Having installed the TWRP app, the first time you run the program you are required to select the relevant device. In my case, the Moto G3 was listed as “Motorola Moto G 2015 – osprey”. Next, you need to select the recovery image to be downloaded. (At the time of writing, the most current version was twrp-220.127.116.11-osprey.img).
Back at TWRP’s main menu, choose the “Select a file to flash” option and browse for twrp-18.104.22.168-osprey.img.

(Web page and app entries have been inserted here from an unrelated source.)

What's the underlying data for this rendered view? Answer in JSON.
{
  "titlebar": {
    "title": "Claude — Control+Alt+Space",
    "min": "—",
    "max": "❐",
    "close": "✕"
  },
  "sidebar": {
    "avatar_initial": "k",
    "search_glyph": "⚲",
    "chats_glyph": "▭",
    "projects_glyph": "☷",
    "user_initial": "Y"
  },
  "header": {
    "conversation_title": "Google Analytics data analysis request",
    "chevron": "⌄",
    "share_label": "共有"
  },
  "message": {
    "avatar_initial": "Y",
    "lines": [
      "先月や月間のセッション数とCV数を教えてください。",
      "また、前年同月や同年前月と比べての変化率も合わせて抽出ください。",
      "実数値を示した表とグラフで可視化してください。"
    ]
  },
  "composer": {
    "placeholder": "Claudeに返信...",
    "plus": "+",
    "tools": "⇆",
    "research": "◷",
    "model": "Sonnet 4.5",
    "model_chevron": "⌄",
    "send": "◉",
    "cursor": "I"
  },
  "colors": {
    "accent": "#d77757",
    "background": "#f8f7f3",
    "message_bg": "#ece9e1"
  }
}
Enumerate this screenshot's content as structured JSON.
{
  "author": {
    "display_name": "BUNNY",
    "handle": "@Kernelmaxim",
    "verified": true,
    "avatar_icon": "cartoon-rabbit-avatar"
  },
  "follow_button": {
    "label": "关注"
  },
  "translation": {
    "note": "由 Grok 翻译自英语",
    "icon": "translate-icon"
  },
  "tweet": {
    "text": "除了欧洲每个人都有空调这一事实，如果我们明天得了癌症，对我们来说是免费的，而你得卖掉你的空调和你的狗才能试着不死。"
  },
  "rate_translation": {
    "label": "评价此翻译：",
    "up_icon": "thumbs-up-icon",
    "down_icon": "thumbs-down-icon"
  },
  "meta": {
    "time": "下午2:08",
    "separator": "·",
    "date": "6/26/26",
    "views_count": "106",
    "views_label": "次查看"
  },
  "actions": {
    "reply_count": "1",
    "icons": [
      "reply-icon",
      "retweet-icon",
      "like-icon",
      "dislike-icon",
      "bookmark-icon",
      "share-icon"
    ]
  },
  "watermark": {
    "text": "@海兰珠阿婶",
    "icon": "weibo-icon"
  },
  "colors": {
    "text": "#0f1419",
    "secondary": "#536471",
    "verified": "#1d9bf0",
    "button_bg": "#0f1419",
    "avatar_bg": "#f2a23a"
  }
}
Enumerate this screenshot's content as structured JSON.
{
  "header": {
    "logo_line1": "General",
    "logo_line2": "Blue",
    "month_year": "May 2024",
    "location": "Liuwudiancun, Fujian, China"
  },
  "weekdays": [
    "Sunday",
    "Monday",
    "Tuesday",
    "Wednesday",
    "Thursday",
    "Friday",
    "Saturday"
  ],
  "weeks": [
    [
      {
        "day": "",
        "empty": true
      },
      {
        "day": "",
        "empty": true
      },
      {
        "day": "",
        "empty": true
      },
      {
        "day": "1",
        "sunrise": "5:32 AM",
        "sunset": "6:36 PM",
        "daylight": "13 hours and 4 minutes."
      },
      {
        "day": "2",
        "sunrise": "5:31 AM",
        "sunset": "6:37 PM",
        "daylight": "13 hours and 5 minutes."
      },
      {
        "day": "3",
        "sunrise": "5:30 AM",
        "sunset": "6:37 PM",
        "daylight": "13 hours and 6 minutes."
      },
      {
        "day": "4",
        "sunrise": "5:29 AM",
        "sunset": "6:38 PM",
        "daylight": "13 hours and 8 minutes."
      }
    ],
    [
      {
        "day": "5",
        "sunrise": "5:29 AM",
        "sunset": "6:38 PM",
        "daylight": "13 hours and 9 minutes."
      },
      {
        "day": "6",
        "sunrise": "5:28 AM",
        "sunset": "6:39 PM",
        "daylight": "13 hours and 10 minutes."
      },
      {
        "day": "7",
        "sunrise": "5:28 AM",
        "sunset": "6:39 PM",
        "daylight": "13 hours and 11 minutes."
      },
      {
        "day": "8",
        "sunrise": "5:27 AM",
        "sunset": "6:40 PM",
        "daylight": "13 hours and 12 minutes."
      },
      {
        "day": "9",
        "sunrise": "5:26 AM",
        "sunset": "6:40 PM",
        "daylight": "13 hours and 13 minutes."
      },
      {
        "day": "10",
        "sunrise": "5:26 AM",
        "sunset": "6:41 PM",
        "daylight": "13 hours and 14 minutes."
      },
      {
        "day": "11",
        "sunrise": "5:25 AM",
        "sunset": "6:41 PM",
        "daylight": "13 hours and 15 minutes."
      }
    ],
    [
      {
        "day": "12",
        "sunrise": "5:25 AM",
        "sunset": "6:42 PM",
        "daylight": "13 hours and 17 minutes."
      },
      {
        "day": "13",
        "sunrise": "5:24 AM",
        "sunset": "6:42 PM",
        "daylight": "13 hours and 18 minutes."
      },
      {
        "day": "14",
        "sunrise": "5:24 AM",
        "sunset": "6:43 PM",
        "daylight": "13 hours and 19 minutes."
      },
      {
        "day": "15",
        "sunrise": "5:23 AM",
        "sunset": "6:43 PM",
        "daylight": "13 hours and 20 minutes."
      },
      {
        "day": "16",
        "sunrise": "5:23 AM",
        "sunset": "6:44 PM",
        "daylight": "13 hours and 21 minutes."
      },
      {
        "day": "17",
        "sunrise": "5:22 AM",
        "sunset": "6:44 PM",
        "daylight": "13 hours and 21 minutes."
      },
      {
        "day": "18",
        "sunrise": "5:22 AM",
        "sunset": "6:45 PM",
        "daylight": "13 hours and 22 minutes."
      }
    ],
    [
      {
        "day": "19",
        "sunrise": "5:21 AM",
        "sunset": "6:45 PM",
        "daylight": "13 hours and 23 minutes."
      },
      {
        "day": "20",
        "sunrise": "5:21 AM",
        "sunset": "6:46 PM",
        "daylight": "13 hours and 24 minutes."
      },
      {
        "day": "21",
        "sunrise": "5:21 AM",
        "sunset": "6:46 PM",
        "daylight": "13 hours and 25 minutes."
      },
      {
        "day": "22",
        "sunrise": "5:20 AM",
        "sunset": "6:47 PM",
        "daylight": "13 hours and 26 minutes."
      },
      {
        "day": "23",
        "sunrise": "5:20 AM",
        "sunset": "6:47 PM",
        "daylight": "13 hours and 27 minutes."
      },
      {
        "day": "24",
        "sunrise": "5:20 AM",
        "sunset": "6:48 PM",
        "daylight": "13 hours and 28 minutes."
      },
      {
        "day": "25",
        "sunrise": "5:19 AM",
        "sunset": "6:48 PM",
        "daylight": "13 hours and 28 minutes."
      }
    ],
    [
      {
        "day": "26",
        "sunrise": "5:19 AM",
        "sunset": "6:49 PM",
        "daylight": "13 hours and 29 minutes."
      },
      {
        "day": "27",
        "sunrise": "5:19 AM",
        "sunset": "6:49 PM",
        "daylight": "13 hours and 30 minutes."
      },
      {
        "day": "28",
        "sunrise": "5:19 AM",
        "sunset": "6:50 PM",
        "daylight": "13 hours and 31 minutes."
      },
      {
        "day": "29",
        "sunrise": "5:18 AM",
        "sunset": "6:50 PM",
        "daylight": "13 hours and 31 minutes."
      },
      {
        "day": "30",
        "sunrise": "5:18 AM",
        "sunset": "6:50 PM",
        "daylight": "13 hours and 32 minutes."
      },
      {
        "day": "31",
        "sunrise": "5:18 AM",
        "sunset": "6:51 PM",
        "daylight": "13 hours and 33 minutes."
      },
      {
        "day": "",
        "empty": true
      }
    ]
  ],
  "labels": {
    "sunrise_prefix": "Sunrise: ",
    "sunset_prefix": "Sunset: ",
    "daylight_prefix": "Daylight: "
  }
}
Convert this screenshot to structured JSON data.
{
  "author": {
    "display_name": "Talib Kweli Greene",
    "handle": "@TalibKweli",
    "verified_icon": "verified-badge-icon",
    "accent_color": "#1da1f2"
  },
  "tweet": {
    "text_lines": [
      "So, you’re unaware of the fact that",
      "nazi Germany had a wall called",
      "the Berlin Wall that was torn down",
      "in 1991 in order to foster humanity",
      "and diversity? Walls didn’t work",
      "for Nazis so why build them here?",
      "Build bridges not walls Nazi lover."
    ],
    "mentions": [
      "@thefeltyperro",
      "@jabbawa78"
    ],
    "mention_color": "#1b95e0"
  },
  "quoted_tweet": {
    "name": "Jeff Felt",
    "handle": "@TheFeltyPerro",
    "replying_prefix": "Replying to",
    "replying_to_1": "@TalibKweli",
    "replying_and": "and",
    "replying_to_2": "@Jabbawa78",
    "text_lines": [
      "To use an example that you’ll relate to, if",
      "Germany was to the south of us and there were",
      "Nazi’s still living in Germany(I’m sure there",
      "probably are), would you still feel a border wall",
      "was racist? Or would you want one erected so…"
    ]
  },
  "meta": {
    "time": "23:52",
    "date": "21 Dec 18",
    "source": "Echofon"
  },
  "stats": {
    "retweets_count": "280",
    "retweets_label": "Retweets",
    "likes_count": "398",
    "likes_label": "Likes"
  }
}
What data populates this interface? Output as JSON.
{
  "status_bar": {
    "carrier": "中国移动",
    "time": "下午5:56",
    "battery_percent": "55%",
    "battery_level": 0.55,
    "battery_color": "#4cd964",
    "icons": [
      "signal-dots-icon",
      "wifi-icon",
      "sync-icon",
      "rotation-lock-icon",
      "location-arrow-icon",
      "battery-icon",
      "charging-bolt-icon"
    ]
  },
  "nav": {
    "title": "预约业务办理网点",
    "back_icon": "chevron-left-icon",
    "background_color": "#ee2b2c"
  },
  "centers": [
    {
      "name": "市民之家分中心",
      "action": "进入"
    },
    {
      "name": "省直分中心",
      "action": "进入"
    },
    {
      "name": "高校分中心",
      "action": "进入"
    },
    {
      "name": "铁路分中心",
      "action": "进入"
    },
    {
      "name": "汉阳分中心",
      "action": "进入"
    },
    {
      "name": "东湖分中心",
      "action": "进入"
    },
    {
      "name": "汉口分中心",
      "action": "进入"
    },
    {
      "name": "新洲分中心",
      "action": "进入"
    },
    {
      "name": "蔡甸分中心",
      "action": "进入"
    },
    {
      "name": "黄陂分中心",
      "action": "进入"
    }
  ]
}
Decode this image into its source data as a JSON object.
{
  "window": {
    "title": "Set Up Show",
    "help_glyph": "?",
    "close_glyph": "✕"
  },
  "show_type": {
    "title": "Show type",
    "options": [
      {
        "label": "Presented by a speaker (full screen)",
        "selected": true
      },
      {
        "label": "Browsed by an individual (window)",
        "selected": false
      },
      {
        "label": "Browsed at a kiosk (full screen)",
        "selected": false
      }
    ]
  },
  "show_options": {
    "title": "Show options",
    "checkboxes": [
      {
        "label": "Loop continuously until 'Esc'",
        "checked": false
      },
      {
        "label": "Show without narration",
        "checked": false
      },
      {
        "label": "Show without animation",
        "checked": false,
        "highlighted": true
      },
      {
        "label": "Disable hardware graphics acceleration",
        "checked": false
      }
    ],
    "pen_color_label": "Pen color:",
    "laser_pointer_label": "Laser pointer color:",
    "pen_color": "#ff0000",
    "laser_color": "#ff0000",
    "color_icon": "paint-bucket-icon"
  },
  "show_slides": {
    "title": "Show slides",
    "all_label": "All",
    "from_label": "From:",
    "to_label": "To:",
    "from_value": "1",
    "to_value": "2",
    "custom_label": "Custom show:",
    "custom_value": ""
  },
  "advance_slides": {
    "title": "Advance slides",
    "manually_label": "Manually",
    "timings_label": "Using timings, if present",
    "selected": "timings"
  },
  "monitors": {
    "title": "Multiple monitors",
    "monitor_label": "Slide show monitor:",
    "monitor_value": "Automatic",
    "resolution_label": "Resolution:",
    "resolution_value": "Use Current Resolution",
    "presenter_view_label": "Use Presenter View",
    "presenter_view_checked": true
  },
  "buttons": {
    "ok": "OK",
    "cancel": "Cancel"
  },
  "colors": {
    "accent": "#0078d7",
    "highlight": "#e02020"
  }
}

Next choose “Flash to Recovery” and confirm that you wish to install this version of TWRP. The program will indicate completion of the installation as: “Flash completed successfully”.
We can check this very easily using Quick Reboot Pro. Launch this app and select “Recovery”. The phone will reboot, and the teamwin splash page will be displayed, indicating that TWRP Custom Recovery is once again available on the phone.
While we have TWRP running, now is a good time to make a system backup. Choose the Micro SDcard as the storage location for the backup. In my case, in just over 16 minutes, TWRP created a 6.27 GB folder at TWRP/BACKUPS/ZY2234QGLB/2017-09-07-15-
50-50-MPIS24.65-33.102-2-11. With a file that large, and a name that long, it just must be a full system backup!
Install Custom Recovery Software on a Moto G3
TWRP for Motorola Moto G 2015
Do I actually have TWRP installed on my G3? (Stock Lollipop D851)
Official TWRP App
Quick Reboot [ROOT]